Being overlooked is motivation for these Celtics.

"I think most of us have been [playing with a chip on their shoulders] our whole lives," said second-year guard Marcus Smart. "It’s nothing new to us. We understand we’re a young team and we have a lot to learn. But at the same time, we’re all competitors and we love to win, so we want to find a way to go out there and compete every night."

Smart pairs with Evan Turner to give Boston a backup backcourt tandem that offers little drop-off when replacing starters Thomas and Avery Bradley. Jae Crowder might be the team's best two-way player -- this after he struggled to carve out a role in Dallas before arriving as a piece in the Rajon Rondo deal in December 2014. Sullinger has been a double-double machine during this recent stretch. Free-agent splurge Amir Johnson has thrived on hustle lately. And guys like Jonas Jerebko and Tyler Zeller are giving quality minutes off the bench.

"We’re all important. We’re a team. We all need each other," Bradley said. "We all do little things in order for us to be as good as we are."

And the Celtics savor nights like Wednesday, when they turn some heads by beating a team that finally had the rest of the league taking notice. Now, Boston will wait to see if eyes shift to them.

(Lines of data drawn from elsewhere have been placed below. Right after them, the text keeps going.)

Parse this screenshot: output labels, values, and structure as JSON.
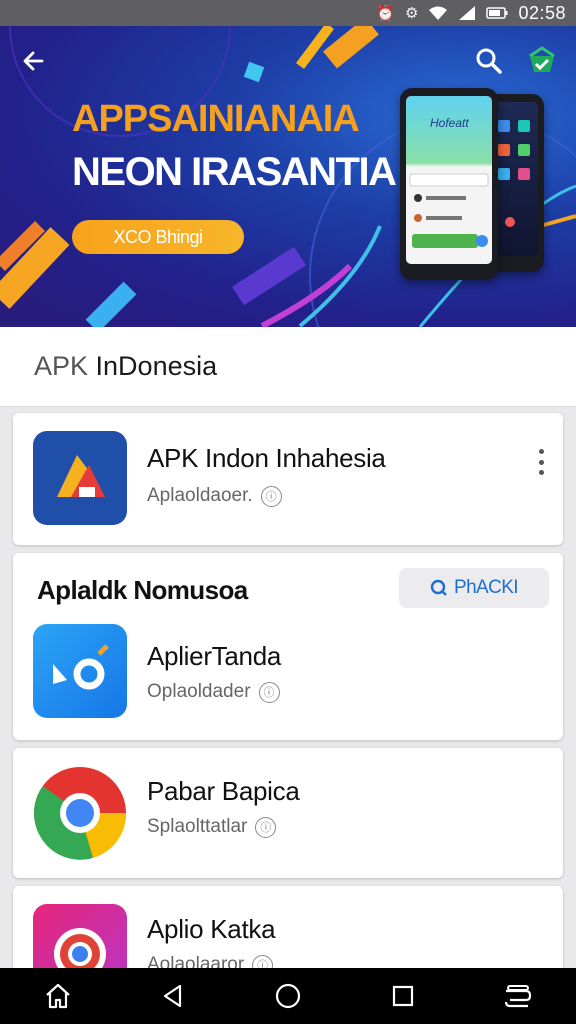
{
  "status_bar": {
    "time": "02:58",
    "icons": [
      "alarm-icon",
      "settings-icon",
      "wifi-icon",
      "signal-icon",
      "battery-icon"
    ]
  },
  "banner": {
    "headline": "APPSAINIANAIA",
    "subline": "NEON IRASANTIA",
    "cta_label": "XCO Bhingi",
    "phone_screen_title": "Hofeatt",
    "colors": {
      "headline": "#f4a020",
      "cta": "#f7a21b",
      "background": "#22208a"
    }
  },
  "section": {
    "prefix": "APK",
    "title": " InDonesia"
  },
  "featured_app": {
    "title": "APK Indon Inhahesia",
    "subtitle": "Aplaoldaoer."
  },
  "group": {
    "title": "Aplaldk Nomusoa",
    "pill_label": "PhACKI",
    "apps": [
      {
        "title": "AplierTanda",
        "subtitle": "Oplaoldader"
      },
      {
        "title": "Pabar Bapica",
        "subtitle": "Splaolttatlar"
      },
      {
        "title": "Aplio Katka",
        "subtitle": "Aolaolaaror"
      }
    ]
  },
  "nav_bar": {
    "items": [
      "home-icon",
      "back-icon",
      "circle-home-icon",
      "recents-icon",
      "switch-icon"
    ]
  }
}
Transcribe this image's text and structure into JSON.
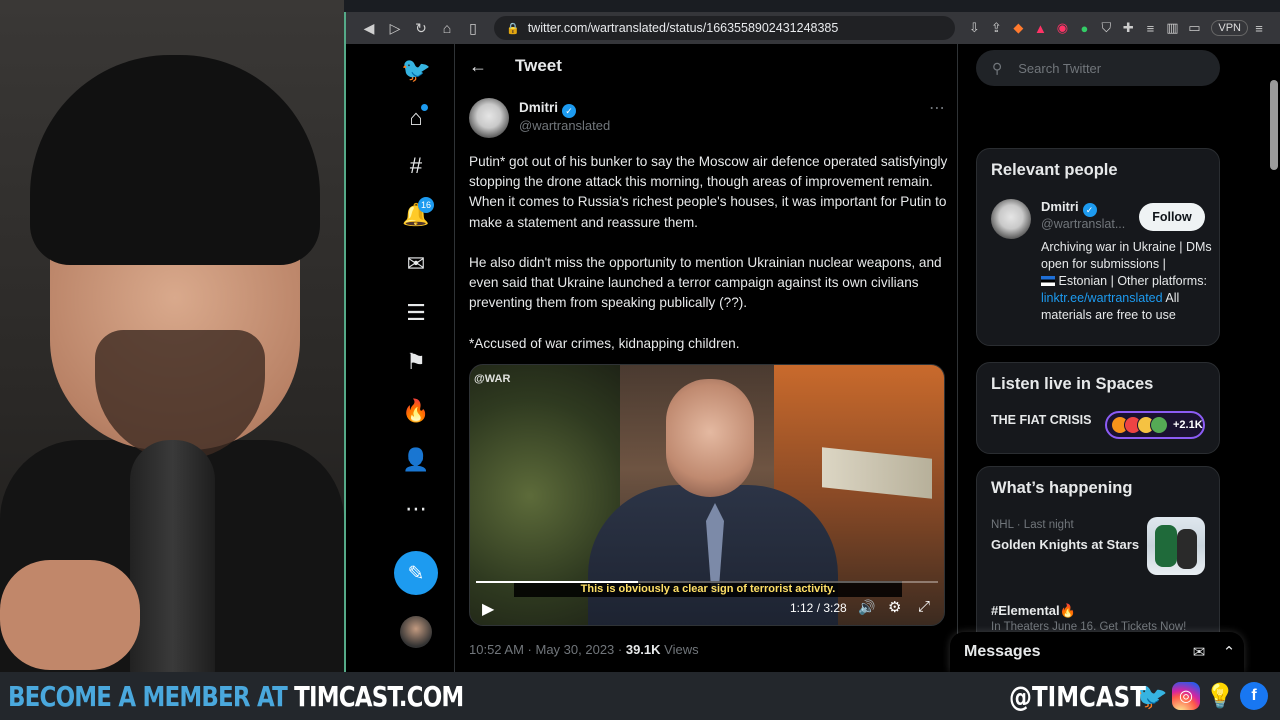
{
  "browser": {
    "url": "twitter.com/wartranslated/status/1663558902431248385",
    "vpn_label": "VPN"
  },
  "nav": {
    "notifications_badge": "16"
  },
  "tweet": {
    "header_title": "Tweet",
    "author_name": "Dmitri",
    "author_handle": "@wartranslated",
    "paragraphs": [
      "Putin* got out of his bunker to say the Moscow air defence operated satisfyingly stopping the drone attack this morning, though areas of improvement remain. When it comes to Russia's richest people's houses, it was important for Putin to make a statement and reassure them.",
      "He also didn't miss the opportunity to mention Ukrainian nuclear weapons, and even said that Ukraine launched a terror campaign against its own civilians preventing them from speaking publically (??).",
      "*Accused of war crimes, kidnapping children."
    ],
    "video": {
      "watermark": "@WAR",
      "caption": "This is obviously a clear sign of terrorist activity.",
      "time": "1:12 / 3:28",
      "progress": 0.35
    },
    "time": "10:52 AM",
    "date": "May 30, 2023",
    "views_count": "39.1K",
    "views_label": "Views"
  },
  "sidebar": {
    "search_placeholder": "Search Twitter",
    "relevant_title": "Relevant people",
    "person": {
      "name": "Dmitri",
      "handle": "@wartranslat...",
      "follow_label": "Follow",
      "bio_part1": "Archiving war in Ukraine | DMs open for submissions |",
      "bio_part2": "Estonian | Other platforms:",
      "bio_link": "linktr.ee/wartranslated",
      "bio_part3": "All materials are free to use"
    },
    "spaces_title": "Listen live in Spaces",
    "space_name": "THE FIAT CRISIS",
    "space_count": "+2.1K",
    "happening_title": "What’s happening",
    "trend1_meta": "NHL · Last night",
    "trend1_title": "Golden Knights at Stars",
    "trend2_title": "#Elemental🔥",
    "trend2_sub": "In Theaters June 16. Get Tickets Now!"
  },
  "messages": {
    "title": "Messages"
  },
  "banner": {
    "left_prefix": "BECOME A MEMBER AT ",
    "left_site": "TIMCAST.COM",
    "handle": "@TIMCAST"
  }
}
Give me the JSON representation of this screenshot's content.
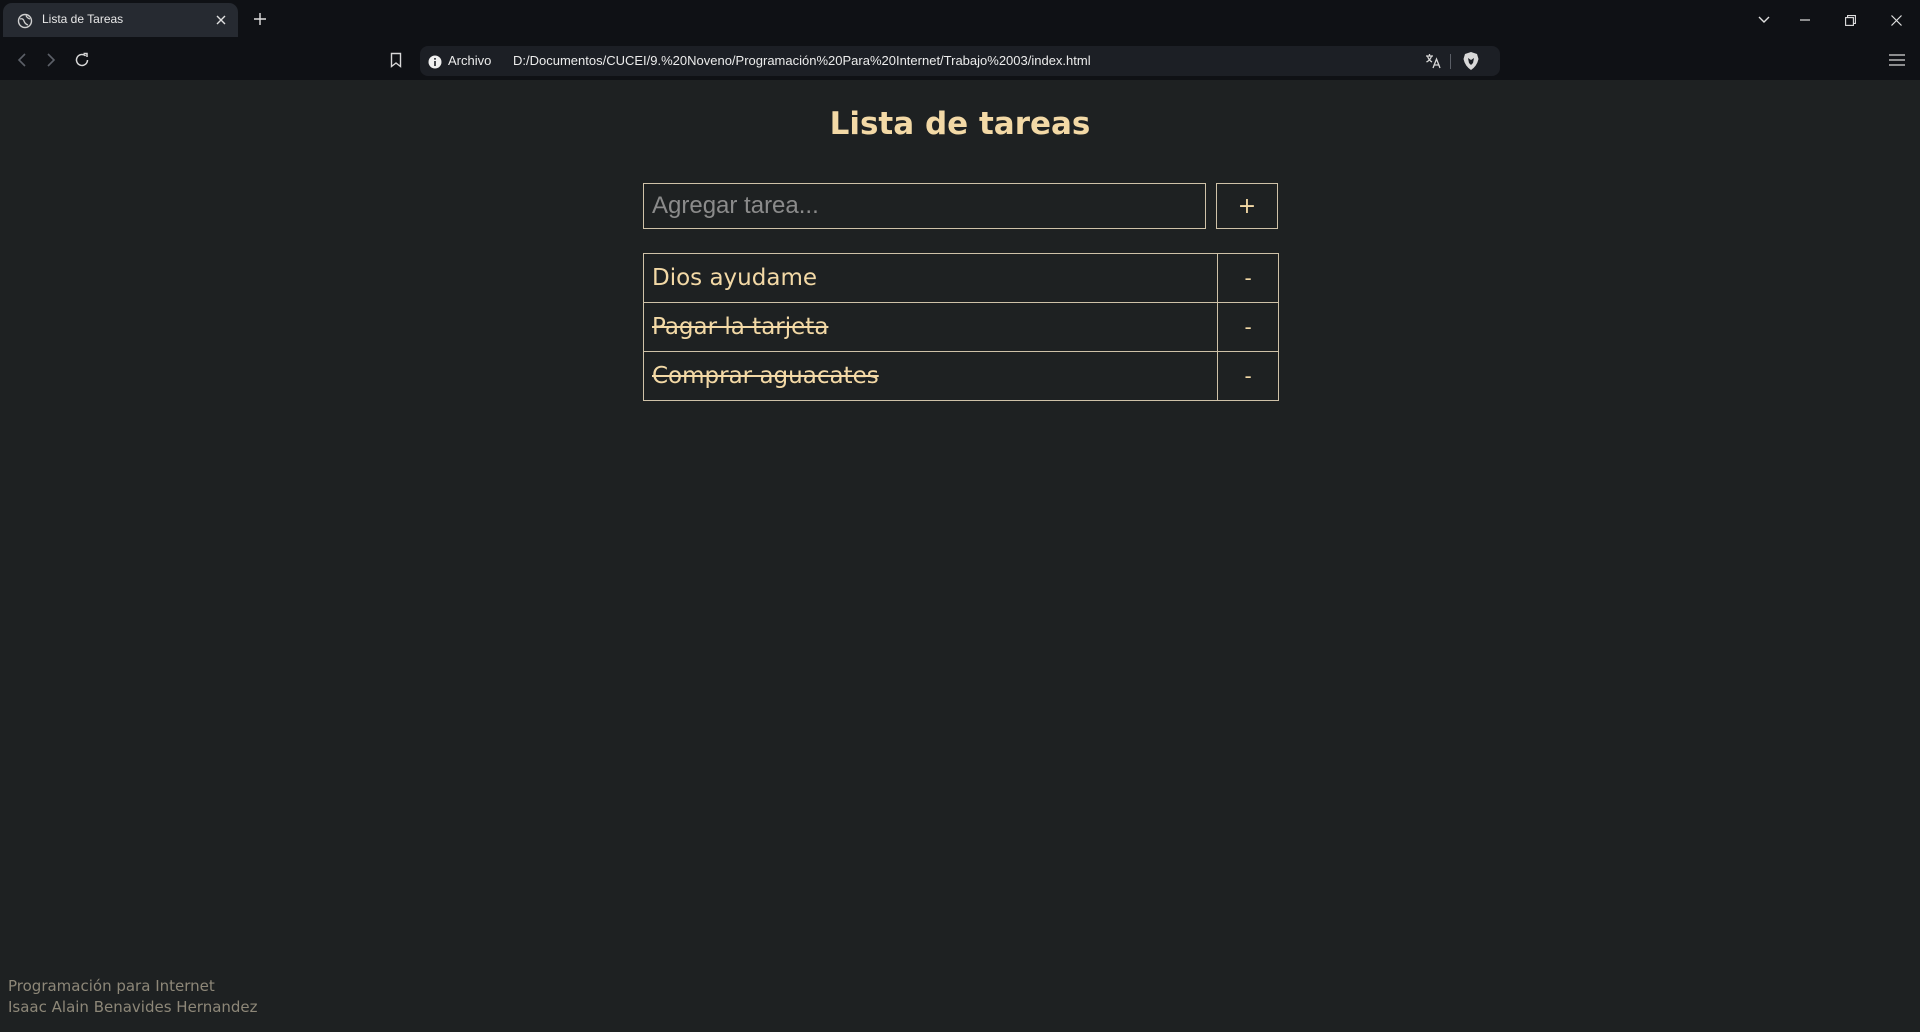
{
  "browser": {
    "tab_title": "Lista de Tareas",
    "url_scheme": "Archivo",
    "url": "D:/Documentos/CUCEI/9.%20Noveno/Programación%20Para%20Internet/Trabajo%2003/index.html"
  },
  "page": {
    "title": "Lista de tareas",
    "input_placeholder": "Agregar tarea...",
    "add_label": "+",
    "tasks": [
      {
        "text": "Dios ayudame",
        "done": false,
        "remove_label": "-"
      },
      {
        "text": "Pagar la tarjeta",
        "done": true,
        "remove_label": "-"
      },
      {
        "text": "Comprar aguacates",
        "done": true,
        "remove_label": "-"
      }
    ]
  },
  "footer": {
    "line1": "Programación para Internet",
    "line2": "Isaac Alain Benavides Hernandez"
  },
  "colors": {
    "accent": "#f3d9a6",
    "background": "#1e2122",
    "chrome": "#0f1115"
  }
}
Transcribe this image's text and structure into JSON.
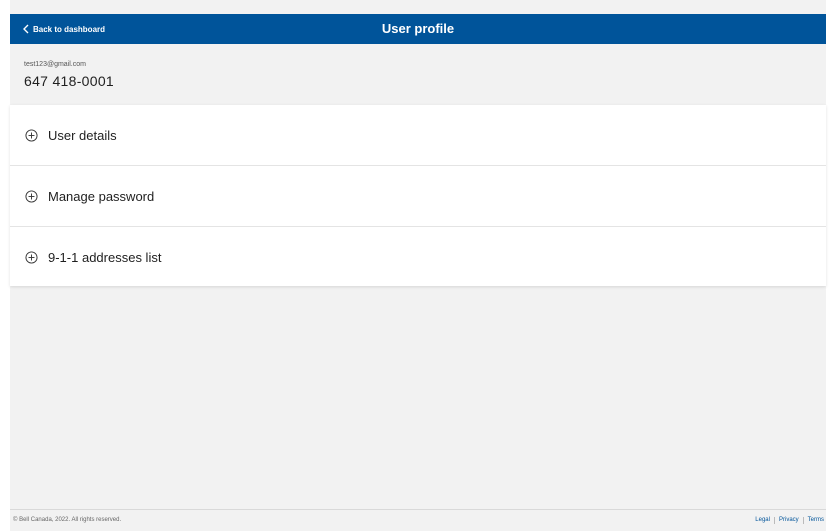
{
  "header": {
    "back_label": "Back to dashboard",
    "title": "User profile",
    "color": "#00549a"
  },
  "account": {
    "email": "test123@gmail.com",
    "phone": "647 418-0001"
  },
  "sections": [
    {
      "label": "User details",
      "icon": "plus-circle-icon"
    },
    {
      "label": "Manage password",
      "icon": "plus-circle-icon"
    },
    {
      "label": "9-1-1 addresses list",
      "icon": "plus-circle-icon"
    }
  ],
  "footer": {
    "copyright": "© Bell Canada, 2022. All rights reserved.",
    "links": [
      "Legal",
      "Privacy",
      "Terms"
    ]
  }
}
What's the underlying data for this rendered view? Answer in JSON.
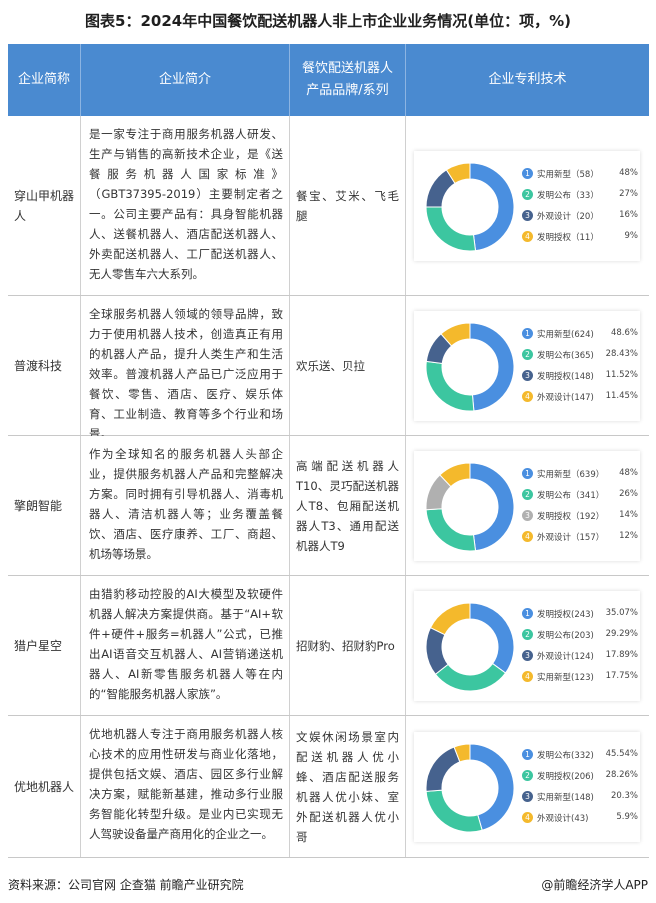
{
  "title": "图表5：2024年中国餐饮配送机器人非上市企业业务情况(单位：项，%)",
  "headers": {
    "name": "企业简称",
    "desc": "企业简介",
    "brand": "餐饮配送机器人产品品牌/系列",
    "patent": "企业专利技术"
  },
  "rows": [
    {
      "name": "穿山甲机器人",
      "desc": "是一家专注于商用服务机器人研发、生产与销售的高新技术企业，是《送餐服务机器人国家标准》（GBT37395-2019）主要制定者之一。公司主要产品有：具身智能机器人、送餐机器人、酒店配送机器人、外卖配送机器人、工厂配送机器人、无人零售车六大系列。",
      "brand": "餐宝、艾米、飞毛腿",
      "legend": [
        {
          "num": "1",
          "label": "实用新型（58）",
          "pct": "48%",
          "value": 48,
          "color": "#4a8fe0"
        },
        {
          "num": "2",
          "label": "发明公布（33）",
          "pct": "27%",
          "value": 27,
          "color": "#3cc6a0"
        },
        {
          "num": "3",
          "label": "外观设计（20）",
          "pct": "16%",
          "value": 16,
          "color": "#46628e"
        },
        {
          "num": "4",
          "label": "发明授权（11）",
          "pct": "9%",
          "value": 9,
          "color": "#f4b92c"
        }
      ]
    },
    {
      "name": "普渡科技",
      "desc": "全球服务机器人领域的领导品牌，致力于使用机器人技术，创造真正有用的机器人产品，提升人类生产和生活效率。普渡机器人产品已广泛应用于餐饮、零售、酒店、医疗、娱乐体育、工业制造、教育等多个行业和场景。",
      "brand": "欢乐送、贝拉",
      "legend": [
        {
          "num": "1",
          "label": "实用新型(624)",
          "pct": "48.6%",
          "value": 48.6,
          "color": "#4a8fe0"
        },
        {
          "num": "2",
          "label": "发明公布(365)",
          "pct": "28.43%",
          "value": 28.43,
          "color": "#3cc6a0"
        },
        {
          "num": "3",
          "label": "发明授权(148)",
          "pct": "11.52%",
          "value": 11.52,
          "color": "#46628e"
        },
        {
          "num": "4",
          "label": "外观设计(147)",
          "pct": "11.45%",
          "value": 11.45,
          "color": "#f4b92c"
        }
      ]
    },
    {
      "name": "擎朗智能",
      "desc": "作为全球知名的服务机器人头部企业，提供服务机器人产品和完整解决方案。同时拥有引导机器人、消毒机器人、清洁机器人等；业务覆盖餐饮、酒店、医疗康养、工厂、商超、机场等场景。",
      "brand": "高端配送机器人T10、灵巧配送机器人T8、包厢配送机器人T3、通用配送机器人T9",
      "legend": [
        {
          "num": "1",
          "label": "实用新型（639）",
          "pct": "48%",
          "value": 48,
          "color": "#4a8fe0"
        },
        {
          "num": "2",
          "label": "发明公布（341）",
          "pct": "26%",
          "value": 26,
          "color": "#3cc6a0"
        },
        {
          "num": "3",
          "label": "发明授权（192）",
          "pct": "14%",
          "value": 14,
          "color": "#b0b0b0"
        },
        {
          "num": "4",
          "label": "外观设计（157）",
          "pct": "12%",
          "value": 12,
          "color": "#f4b92c"
        }
      ]
    },
    {
      "name": "猎户星空",
      "desc": "由猎豹移动控股的AI大模型及软硬件机器人解决方案提供商。基于“AI+软件+硬件+服务=机器人”公式，已推出AI语音交互机器人、AI营销递送机器人、AI新零售服务机器人等在内的“智能服务机器人家族”。",
      "brand": "招财豹、招财豹Pro",
      "legend": [
        {
          "num": "1",
          "label": "发明授权(243)",
          "pct": "35.07%",
          "value": 35.07,
          "color": "#4a8fe0"
        },
        {
          "num": "2",
          "label": "发明公布(203)",
          "pct": "29.29%",
          "value": 29.29,
          "color": "#3cc6a0"
        },
        {
          "num": "3",
          "label": "外观设计(124)",
          "pct": "17.89%",
          "value": 17.89,
          "color": "#46628e"
        },
        {
          "num": "4",
          "label": "实用新型(123)",
          "pct": "17.75%",
          "value": 17.75,
          "color": "#f4b92c"
        }
      ]
    },
    {
      "name": "优地机器人",
      "desc": "优地机器人专注于商用服务机器人核心技术的应用性研发与商业化落地，提供包括文娱、酒店、园区多行业解决方案，赋能新基建，推动多行业服务智能化转型升级。是业内已实现无人驾驶设备量产商用化的企业之一。",
      "brand": "文娱休闲场景室内配送机器人优小蜂、酒店配送服务机器人优小妹、室外配送机器人优小哥",
      "legend": [
        {
          "num": "1",
          "label": "发明公布(332)",
          "pct": "45.54%",
          "value": 45.54,
          "color": "#4a8fe0"
        },
        {
          "num": "2",
          "label": "发明授权(206)",
          "pct": "28.26%",
          "value": 28.26,
          "color": "#3cc6a0"
        },
        {
          "num": "3",
          "label": "实用新型(148)",
          "pct": "20.3%",
          "value": 20.3,
          "color": "#46628e"
        },
        {
          "num": "4",
          "label": "外观设计(43)",
          "pct": "5.9%",
          "value": 5.9,
          "color": "#f4b92c"
        }
      ]
    }
  ],
  "footer": {
    "source": "资料来源：公司官网 企查猫 前瞻产业研究院",
    "app": "@前瞻经济学人APP"
  }
}
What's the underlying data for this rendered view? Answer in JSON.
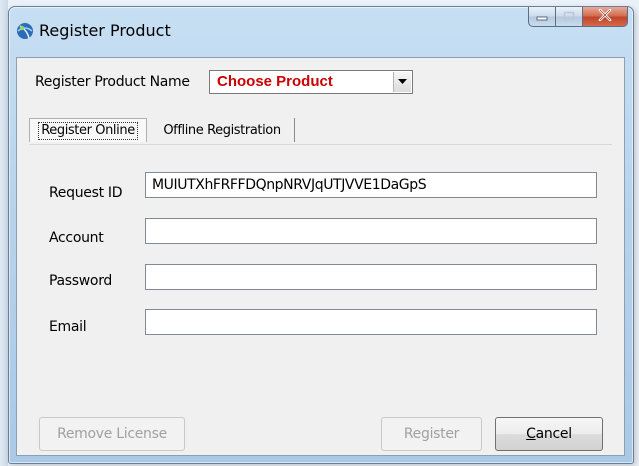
{
  "window": {
    "title": "Register Product"
  },
  "product": {
    "label": "Register Product Name",
    "selected": "Choose Product"
  },
  "tabs": [
    {
      "label": "Register Online",
      "active": true
    },
    {
      "label": "Offline Registration",
      "active": false
    }
  ],
  "form": {
    "request_id": {
      "label": "Request ID",
      "value": "MUIUTXhFRFFDQnpNRVJqUTJVVE1DaGpS"
    },
    "account": {
      "label": "Account",
      "value": ""
    },
    "password": {
      "label": "Password",
      "value": ""
    },
    "email": {
      "label": "Email",
      "value": ""
    }
  },
  "buttons": {
    "remove_license": "Remove License",
    "register": "Register",
    "cancel_prefix": "",
    "cancel_access": "C",
    "cancel_rest": "ancel"
  },
  "colors": {
    "accent_choose_product": "#cc0000",
    "close_button": "#c0442a"
  },
  "icons": {
    "app": "globe-icon",
    "dropdown": "chevron-down-icon",
    "minimize": "minimize-icon",
    "maximize": "maximize-icon",
    "close": "close-icon"
  }
}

"You just want to compete and not back down from anyone," said Thomas. "[Lillard and McCollum] are two great guards and play a high level, but me and Avery love these type of games. We just like competing against the best. We did a pretty good job here. I'm just happy we got the win. I mean, that's the most important thing."